== To do ==
Below are records to print word for word; include none of their pictures.

* * *

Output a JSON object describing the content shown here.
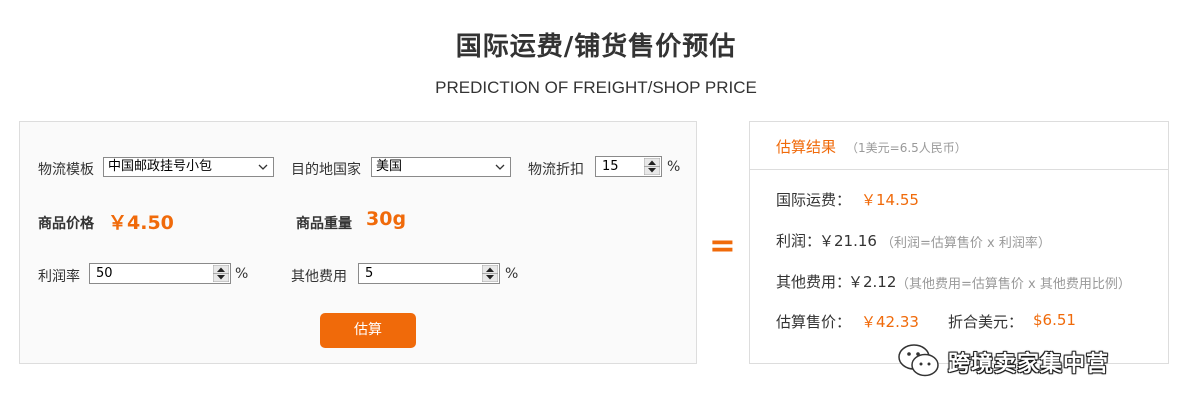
{
  "header": {
    "title": "国际运费/铺货售价预估",
    "subtitle": "PREDICTION OF FREIGHT/SHOP PRICE"
  },
  "form": {
    "logistics_template_label": "物流模板",
    "logistics_template_value": "中国邮政挂号小包",
    "destination_label": "目的地国家",
    "destination_value": "美国",
    "discount_label": "物流折扣",
    "discount_value": "15",
    "discount_unit": "%",
    "price_label": "商品价格",
    "price_value": "￥4.50",
    "weight_label": "商品重量",
    "weight_value": "30g",
    "profit_label": "利润率",
    "profit_value": "50",
    "profit_unit": "%",
    "other_fee_label": "其他费用",
    "other_fee_value": "5",
    "other_fee_unit": "%",
    "estimate_button": "估算"
  },
  "equals_sign": "=",
  "result": {
    "title": "估算结果",
    "rate_note": "（1美元=6.5人民币）",
    "freight_label": "国际运费：",
    "freight_value": "￥14.55",
    "profit_label": "利润：",
    "profit_value": "￥21.16",
    "profit_note": "（利润=估算售价 x 利润率）",
    "other_label": "其他费用：",
    "other_value": "￥2.12",
    "other_note": "（其他费用=估算售价 x 其他费用比例）",
    "price_label": "估算售价：",
    "price_value": "￥42.33",
    "usd_label": "折合美元：",
    "usd_value": "$6.51"
  },
  "watermark": {
    "text": "跨境卖家集中营",
    "icon": "wechat-icon"
  },
  "colors": {
    "accent": "#f06a0a",
    "muted": "#999999",
    "text": "#333333",
    "border": "#dddddd"
  }
}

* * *

== Written reply ==
Output a JSON object describing the content shown here.
{
  "header": {
    "title": "国际运费/铺货售价预估",
    "subtitle": "PREDICTION OF FREIGHT/SHOP PRICE"
  },
  "form": {
    "logistics_template_label": "物流模板",
    "logistics_template_value": "中国邮政挂号小包",
    "destination_label": "目的地国家",
    "destination_value": "美国",
    "discount_label": "物流折扣",
    "discount_value": "15",
    "discount_unit": "%",
    "price_label": "商品价格",
    "price_value": "￥4.50",
    "weight_label": "商品重量",
    "weight_value": "30g",
    "profit_label": "利润率",
    "profit_value": "50",
    "profit_unit": "%",
    "other_fee_label": "其他费用",
    "other_fee_value": "5",
    "other_fee_unit": "%",
    "estimate_button": "估算"
  },
  "equals_sign": "=",
  "result": {
    "title": "估算结果",
    "rate_note": "（1美元=6.5人民币）",
    "freight_label": "国际运费：",
    "freight_value": "￥14.55",
    "profit_label": "利润：",
    "profit_value": "￥21.16",
    "profit_note": "（利润=估算售价 x 利润率）",
    "other_label": "其他费用：",
    "other_value": "￥2.12",
    "other_note": "（其他费用=估算售价 x 其他费用比例）",
    "price_label": "估算售价：",
    "price_value": "￥42.33",
    "usd_label": "折合美元：",
    "usd_value": "$6.51"
  },
  "watermark": {
    "text": "跨境卖家集中营",
    "icon": "wechat-icon"
  },
  "colors": {
    "accent": "#f06a0a",
    "muted": "#999999",
    "text": "#333333",
    "border": "#dddddd"
  }
}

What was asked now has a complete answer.